- Charge controller: a device that takes power from the solar panel and uses it to charge a battery. Why can't you plug the solar panel directly into the battery? Well, you could, but then there'd be nothing to tell it to stop charging the battery once it's full. Batteries don't like being over-charged. It's apparently dangerous, even. So that's why there's a charge controller. It watches the line to the battery: when the battery is empty it charges it at full blast. When the battery is full, the controller backs off so it won't overcharge.
- Inverter: changes DC power to AC power, so we can plug in devices that expect a AC wall-style power.
Here's a diagram of how we wired it.
Probably the hardest part was figuring out how to run the cables from the solar panel on the outside to the charge controller and battery on the inside. There's a lot written on the internet on how to run cables through things and waterproof them. You can seemingly spend a sizable amount of money by using special adapters. What I ultimately settled on was something much simpler: grommets and caulk. I drilled a hole slightly bigger than the thickness of the cable, put a 20 cent rubber grommet into the hole, and then stuffed the cable through the grommet. I sized a grommet just barely big enough that it took some force to push the cable through. In some cases I had to moisten the cable a bit to make it stuff through more easily.

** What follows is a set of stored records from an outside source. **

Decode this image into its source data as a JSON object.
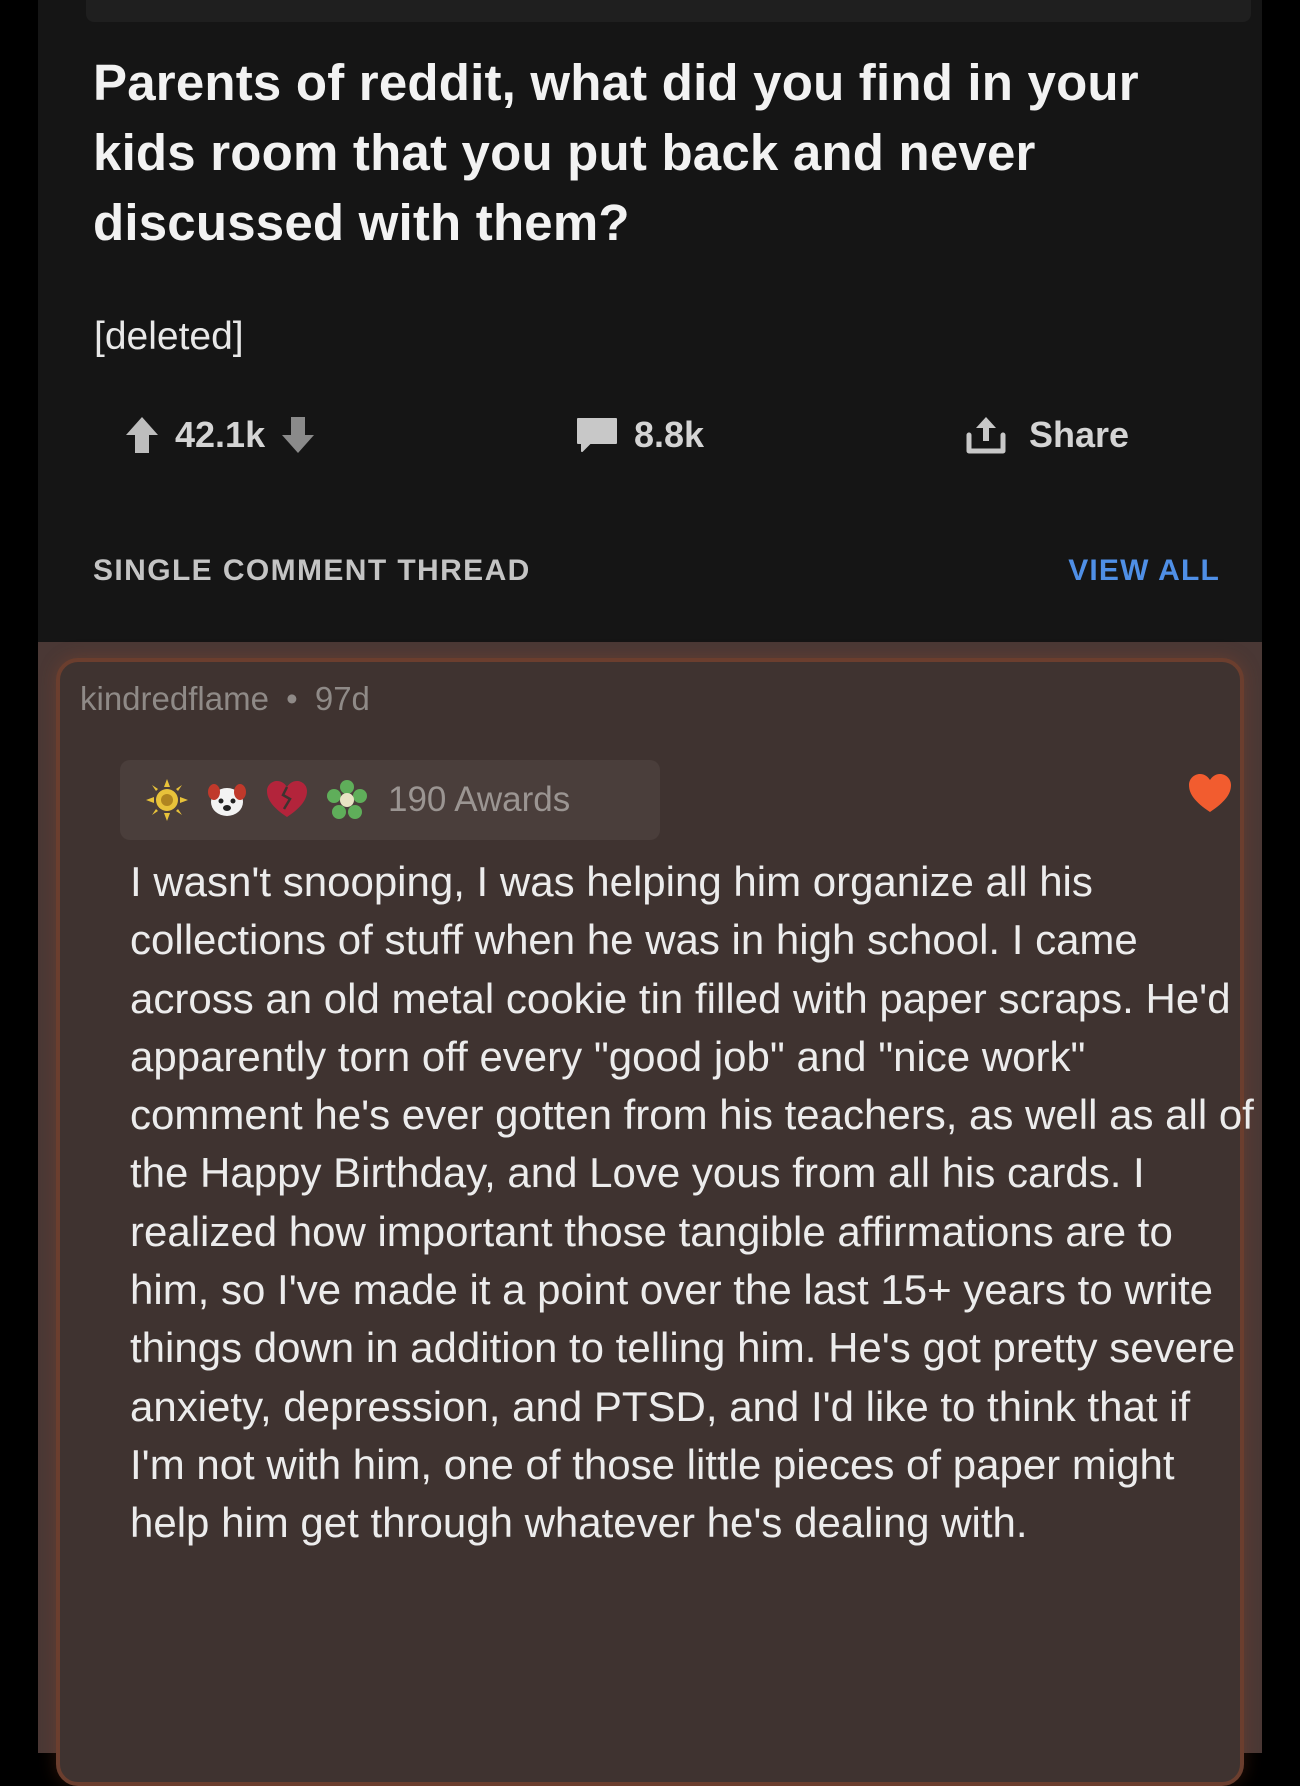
{
  "post": {
    "title": "Parents of reddit, what did you find in your kids room that you put back and never discussed with them?",
    "author": "[deleted]",
    "upvotes": "42.1k",
    "comments": "8.8k",
    "share_label": "Share",
    "icons": {
      "upvote": "arrow-up-icon",
      "downvote": "arrow-down-icon",
      "comments": "comment-bubble-icon",
      "share": "share-icon"
    }
  },
  "thread_bar": {
    "label": "SINGLE COMMENT THREAD",
    "view_all": "VIEW ALL"
  },
  "comment": {
    "username": "kindredflame",
    "separator": "•",
    "age": "97d",
    "awards_label": "190 Awards",
    "award_icons": [
      "sun-award-icon",
      "dog-award-icon",
      "broken-heart-award-icon",
      "wholesome-award-icon"
    ],
    "reaction_icon": "heart-icon",
    "body": "I wasn't snooping, I was helping him organize all his collections of stuff when he was in high school. I came across an old metal cookie tin filled with paper scraps. He'd apparently torn off every \"good job\" and \"nice work\" comment he's ever gotten from his teachers, as well as all of the Happy Birthday, and Love yous from all his cards. I realized how important those tangible affirmations are to him, so I've made it a point over the last 15+ years to write things down in addition to telling him. He's got pretty severe anxiety, depression, and PTSD, and I'd like to think that if I'm not with him, one of those little pieces of paper might help him get through whatever he's dealing with."
  },
  "colors": {
    "background": "#141414",
    "comment_background": "#3f3330",
    "comment_border": "#6b3e2e",
    "link_blue": "#4f8fe6",
    "heart_orange": "#f25c2f"
  }
}
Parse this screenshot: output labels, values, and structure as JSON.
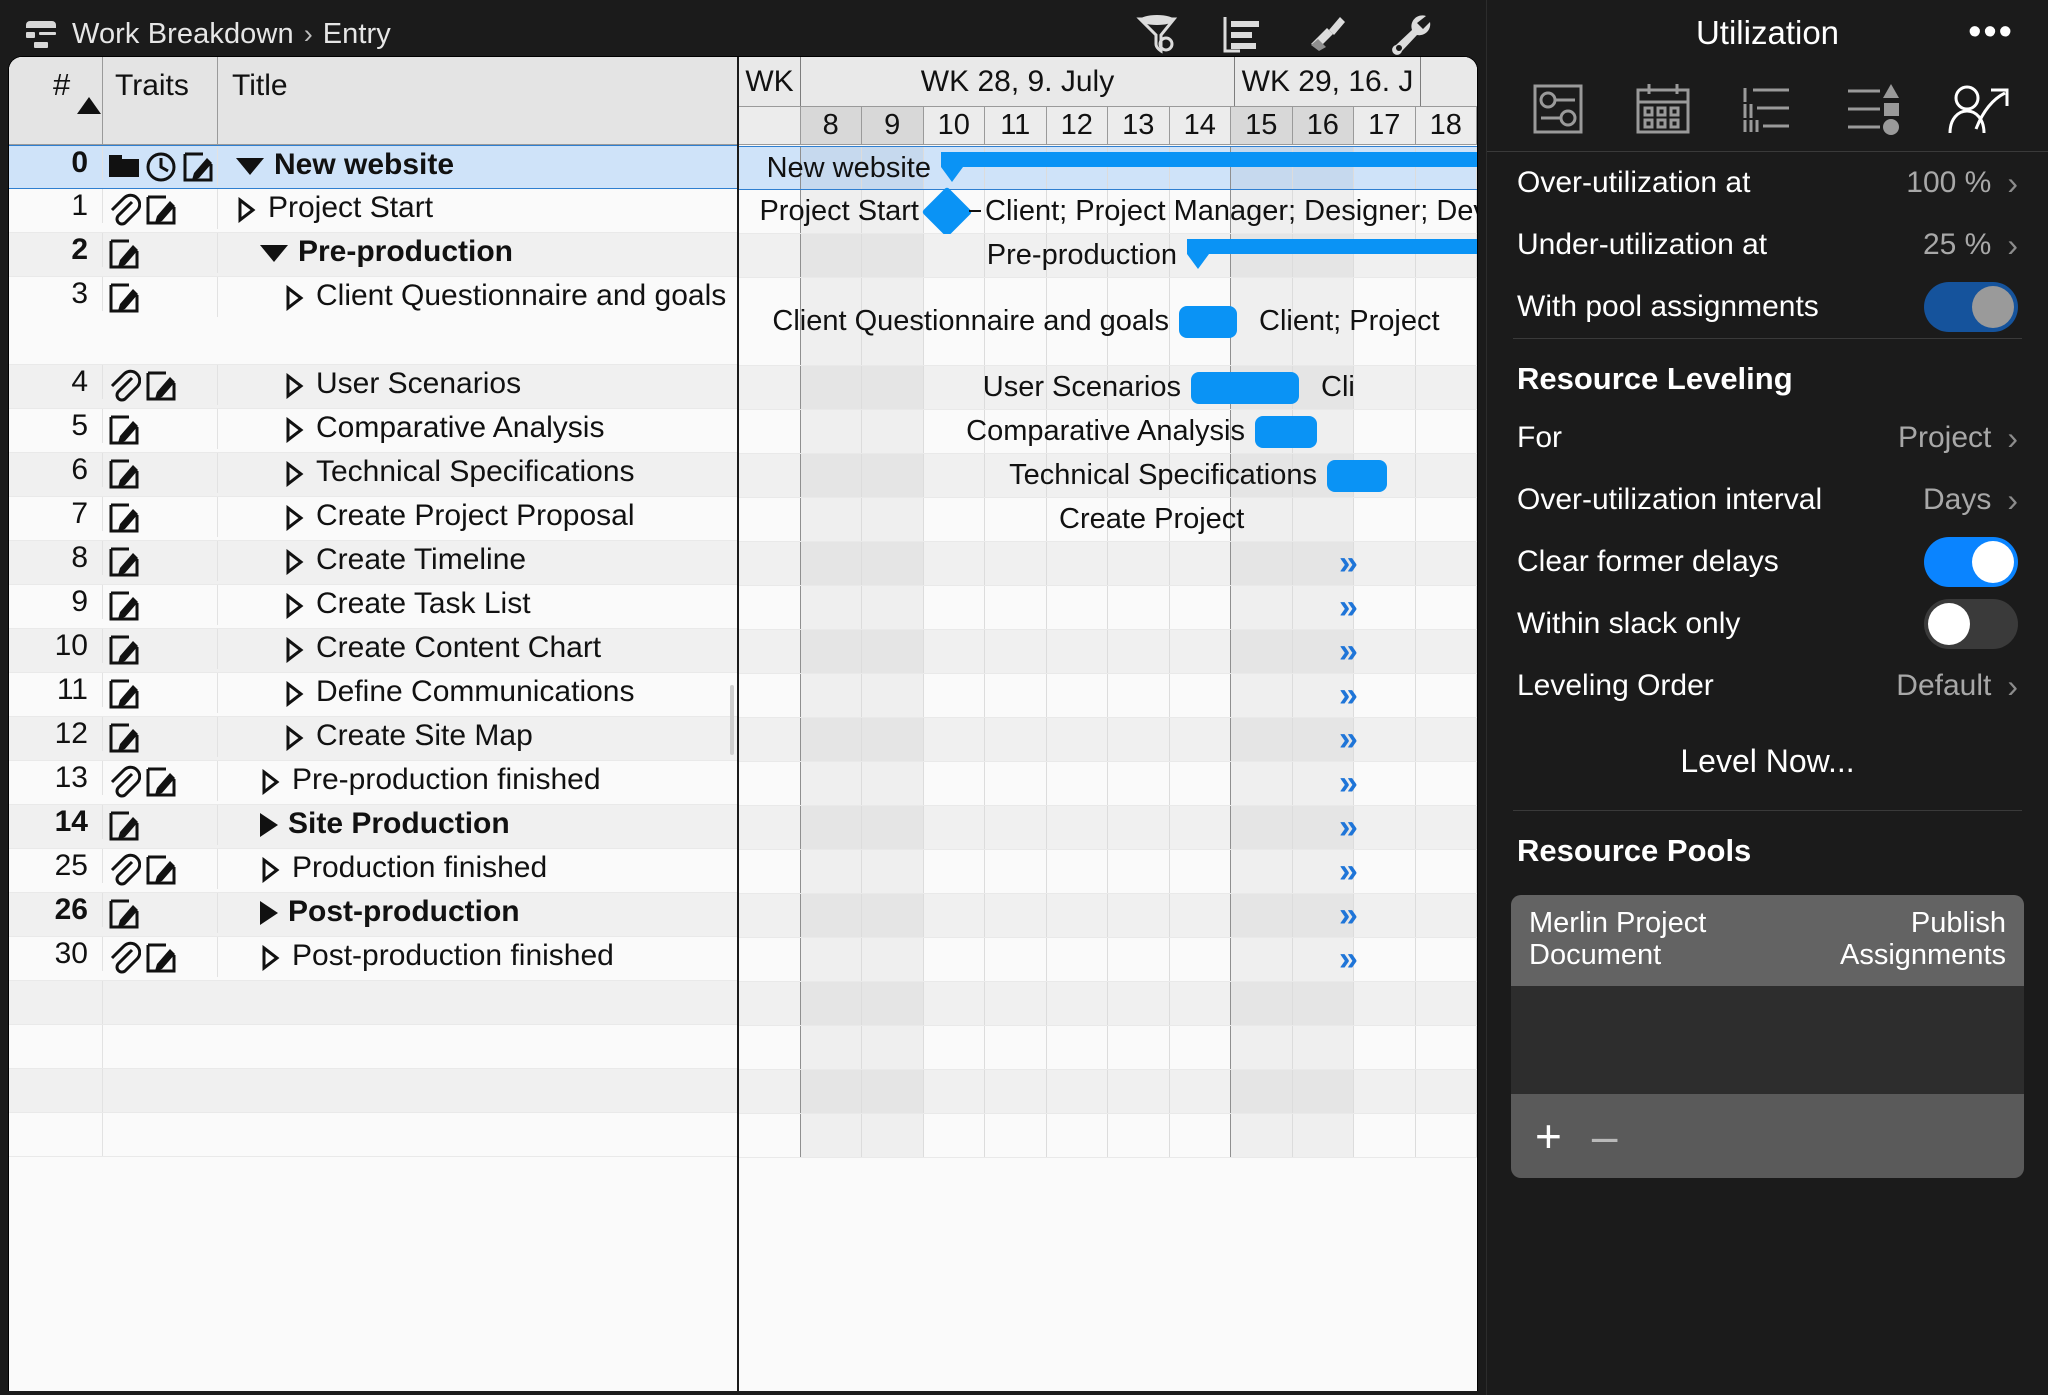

Once all of the cables were connected and cut to size, I clamped them down so they wouldn't slide and applied caulk over the grommets from both the roof side and the inside. I let the caulk dry and then applied it again. Seems fine so far.
It works. We've gone on extended camping trips, had power for our phones, and been able to keep ourselves cool at night by having airflow without ever having to risk the van's startup battery to do it. Pretty excited by the result and it cost about $300 in all.
Here's what it looks like mounted to the "roof rack". You can also spend a small fortune on these too, offered by brands like Thule and Yakima, but what I settled on here was a $60 commercial ladder rack found on ebay.
Inside, tucked away, we have the charge controller, inverter and battery.
The only part of this system that I'm not fully thrilled with is that there's no intelligent cross-over between van power systems. Ideally once the leisure battery was charged the solar panel would then work on topping up the van battery if needed. Vice versa too; it would be nice to charge the leisure battery off of the engine alternator, but otherwise ensure the van didn't try to draw power from the leisure battery and vice versa.
I'm still evaluating options for when I do a power system refresh, but in the meantime there's plenty to be happy with: free and clean mobile power!